- Rothys – Rothy’s quirky site copy (reminiscent of a classic Drake hit) reads “started from a bottle… now we’re here” to explain how it’s taken over twenty million single-use plastic bottles destined for a landfill to create new kicks. This innovative shoe company sadly only delivers to the US and Canada at the minute, so here’s hoping the company goes global with its mission or that our UK entrepreneurs take a leaf out of its book.
- Girlfriend Collective – This all-around ethical company is aimed towards women, selling sustainable activewear to girlfriends across the globe. Its imagery displays its inclusivity towards different body types and its copy makes you stop and think about the environmental impact of your clothes — even those you use to work out in.
- Patagonia – Golden oldie Patagonia has been creating ethical clothing since before it was cool to shout about it. With its other environmental initiatives, this brand always seems to be ahead of the game when it comes to saving the planet.
- Looptworks – This ethical luggage company makes responsible travel easy. No matter how you define it — recycling or upcycling — if you need a new weekend bag or cosmetics case, this brand is a great choice.
- Eco Beauty Crew – Transitioning to a sustainable lifestyle isn’t easy and every little helps. If you’re looking for a replacement beauty hub to avoid the non-eco brands found on Cult Beauty or Feel Unique, look no further. Eco Beauty Crew has got you covered with an extensive product list from countless brands, including both affordable and affluent options.
Recycled Ranges from Your Favourite Companies

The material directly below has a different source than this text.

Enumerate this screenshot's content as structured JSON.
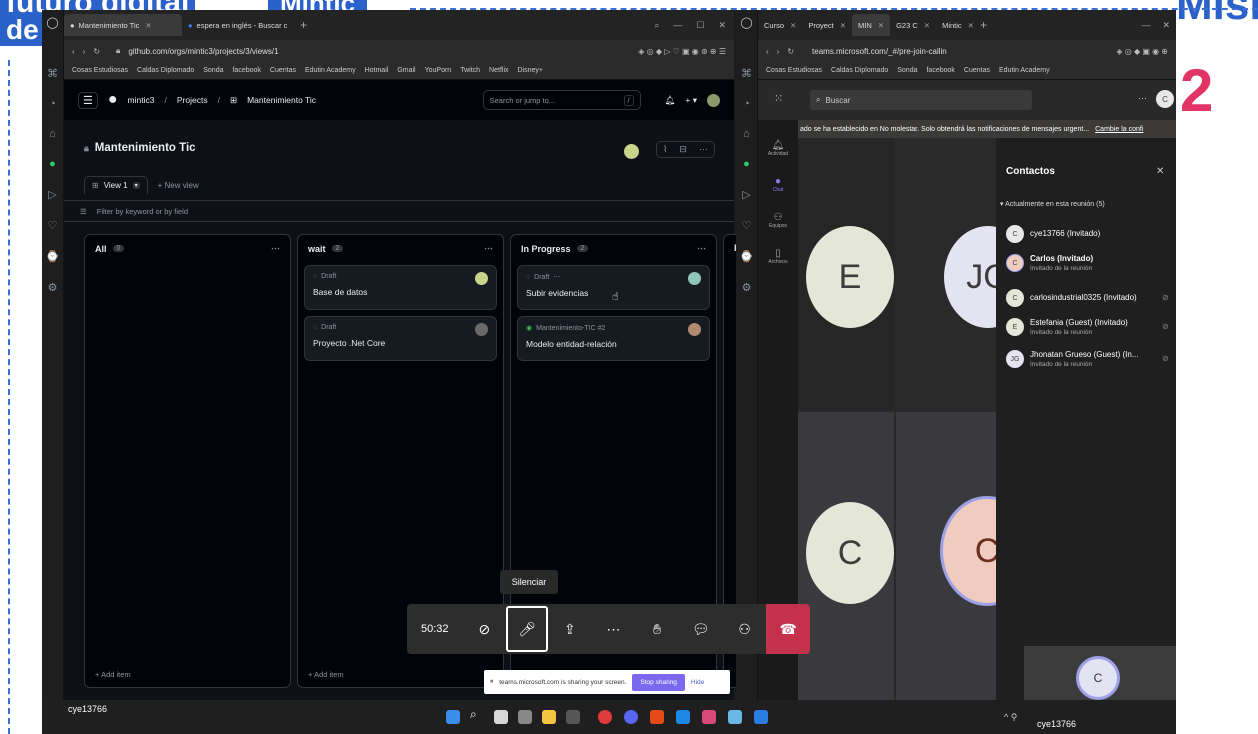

If you still want to buy from your favourite brands but need to know that what you’re purchasing is waste-free and recycled, check out these specific ranges from well-loved companies. Most of the brands on this list belong to the fashion industry — an arena that produces ten per cent of the world’s global emissions. While these brands might not have plans to make their entire lines sustainable right now, here’s hoping that they will change their minds in the future.
- Everlane | ReNew – This brand has an altogether ethical approach, with its responsible factory management and ReNew Collection, which is made from 100 per cent recycled materials. The Everlane website does a great job of spreading the word with a counter of how many plastic bottles have been made since you landed on their page, while a free downloadable guide shows you how you can be chic with “No New Plastic” in your wardrobe.
- Adidas | Parley – Adidas is the second-most-famous footwear brand in the world, so it’s a good job that it’s decided to push its own recycled plastic message. The Parley range, available on its website, aims to intercept plastic waste before it reaches our oceans and uses the material to create high-performance sportswear.
- H&M | Conscious Collection – This Swedish clothing brand has swept over Europe to become one of the biggest names on the high street. Although its ethics have been questioned more than a few times due to its fast fashion business model, its recurring conscious collection is catered to those who want to promote a sustainable lifestyle. Your call.
- IKEA | Recycled Plastics – You’ll have to do some digging to decipher IKEA’s recycled products from its regular sort, but luckily, Upcyclist created this list of IKEA’s recycled plastic products. Some of IKEA’s ranges also sport recycled wood items to make your home’s interior stylish and sustainable.
- ASOS | Recycled Lingerie – A relatively small collection of recycled lingerie has been added to the UK’s largest independent fashion retailer. You can find more information on the product’s components in the Evening Standard’s recent story, which highlights the use of discarded fishing nets and carpets to create underwear.
Are there any conscious companies that we’ve missed? Tell us about your go-to environmental brands over on our social channels. Chat to us on Facebook, Twitter and Instagram, or visit our contact us page to get in touch.